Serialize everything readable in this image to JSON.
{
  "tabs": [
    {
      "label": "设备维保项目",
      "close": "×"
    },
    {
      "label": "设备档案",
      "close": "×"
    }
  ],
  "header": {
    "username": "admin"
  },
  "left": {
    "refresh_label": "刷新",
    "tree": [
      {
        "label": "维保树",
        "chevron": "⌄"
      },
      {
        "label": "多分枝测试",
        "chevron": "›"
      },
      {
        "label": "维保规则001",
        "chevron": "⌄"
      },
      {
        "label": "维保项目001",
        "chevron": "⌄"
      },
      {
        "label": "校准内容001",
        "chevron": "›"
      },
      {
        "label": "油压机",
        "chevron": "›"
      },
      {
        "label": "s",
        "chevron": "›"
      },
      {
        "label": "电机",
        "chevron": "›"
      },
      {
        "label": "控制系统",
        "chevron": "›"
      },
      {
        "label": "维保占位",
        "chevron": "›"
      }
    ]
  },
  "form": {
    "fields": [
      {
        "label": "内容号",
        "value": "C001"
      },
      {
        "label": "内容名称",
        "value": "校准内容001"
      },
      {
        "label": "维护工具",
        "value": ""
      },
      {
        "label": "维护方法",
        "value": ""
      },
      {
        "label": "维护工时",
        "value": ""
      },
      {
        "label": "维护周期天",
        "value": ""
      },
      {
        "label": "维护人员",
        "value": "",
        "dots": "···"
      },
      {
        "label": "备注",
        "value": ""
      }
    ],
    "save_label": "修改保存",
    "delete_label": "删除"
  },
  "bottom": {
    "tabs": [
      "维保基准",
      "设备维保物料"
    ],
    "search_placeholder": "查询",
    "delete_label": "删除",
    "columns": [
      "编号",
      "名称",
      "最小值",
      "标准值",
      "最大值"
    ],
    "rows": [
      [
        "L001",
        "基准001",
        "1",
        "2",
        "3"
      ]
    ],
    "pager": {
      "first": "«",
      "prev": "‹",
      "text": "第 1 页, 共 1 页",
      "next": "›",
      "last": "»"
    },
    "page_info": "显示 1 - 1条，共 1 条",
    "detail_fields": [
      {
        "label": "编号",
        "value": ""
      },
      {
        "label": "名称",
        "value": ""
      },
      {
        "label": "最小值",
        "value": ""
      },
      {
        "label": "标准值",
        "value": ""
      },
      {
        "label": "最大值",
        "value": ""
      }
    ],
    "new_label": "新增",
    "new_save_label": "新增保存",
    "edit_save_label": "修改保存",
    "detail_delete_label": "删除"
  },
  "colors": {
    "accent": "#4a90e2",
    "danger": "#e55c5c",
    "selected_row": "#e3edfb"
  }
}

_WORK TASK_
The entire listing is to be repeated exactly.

_TASK SOLUTION_
Serialize everything readable in this image to JSON.
{
  "tabs": [
    {
      "label": "设备维保项目",
      "close": "×"
    },
    {
      "label": "设备档案",
      "close": "×"
    }
  ],
  "header": {
    "username": "admin"
  },
  "left": {
    "refresh_label": "刷新",
    "tree": [
      {
        "label": "维保树",
        "chevron": "⌄"
      },
      {
        "label": "多分枝测试",
        "chevron": "›"
      },
      {
        "label": "维保规则001",
        "chevron": "⌄"
      },
      {
        "label": "维保项目001",
        "chevron": "⌄"
      },
      {
        "label": "校准内容001",
        "chevron": "›"
      },
      {
        "label": "油压机",
        "chevron": "›"
      },
      {
        "label": "s",
        "chevron": "›"
      },
      {
        "label": "电机",
        "chevron": "›"
      },
      {
        "label": "控制系统",
        "chevron": "›"
      },
      {
        "label": "维保占位",
        "chevron": "›"
      }
    ]
  },
  "form": {
    "fields": [
      {
        "label": "内容号",
        "value": "C001"
      },
      {
        "label": "内容名称",
        "value": "校准内容001"
      },
      {
        "label": "维护工具",
        "value": ""
      },
      {
        "label": "维护方法",
        "value": ""
      },
      {
        "label": "维护工时",
        "value": ""
      },
      {
        "label": "维护周期天",
        "value": ""
      },
      {
        "label": "维护人员",
        "value": "",
        "dots": "···"
      },
      {
        "label": "备注",
        "value": ""
      }
    ],
    "save_label": "修改保存",
    "delete_label": "删除"
  },
  "bottom": {
    "tabs": [
      "维保基准",
      "设备维保物料"
    ],
    "search_placeholder": "查询",
    "delete_label": "删除",
    "columns": [
      "编号",
      "名称",
      "最小值",
      "标准值",
      "最大值"
    ],
    "rows": [
      [
        "L001",
        "基准001",
        "1",
        "2",
        "3"
      ]
    ],
    "pager": {
      "first": "«",
      "prev": "‹",
      "text": "第 1 页, 共 1 页",
      "next": "›",
      "last": "»"
    },
    "page_info": "显示 1 - 1条，共 1 条",
    "detail_fields": [
      {
        "label": "编号",
        "value": ""
      },
      {
        "label": "名称",
        "value": ""
      },
      {
        "label": "最小值",
        "value": ""
      },
      {
        "label": "标准值",
        "value": ""
      },
      {
        "label": "最大值",
        "value": ""
      }
    ],
    "new_label": "新增",
    "new_save_label": "新增保存",
    "edit_save_label": "修改保存",
    "detail_delete_label": "删除"
  },
  "colors": {
    "accent": "#4a90e2",
    "danger": "#e55c5c",
    "selected_row": "#e3edfb"
  }
}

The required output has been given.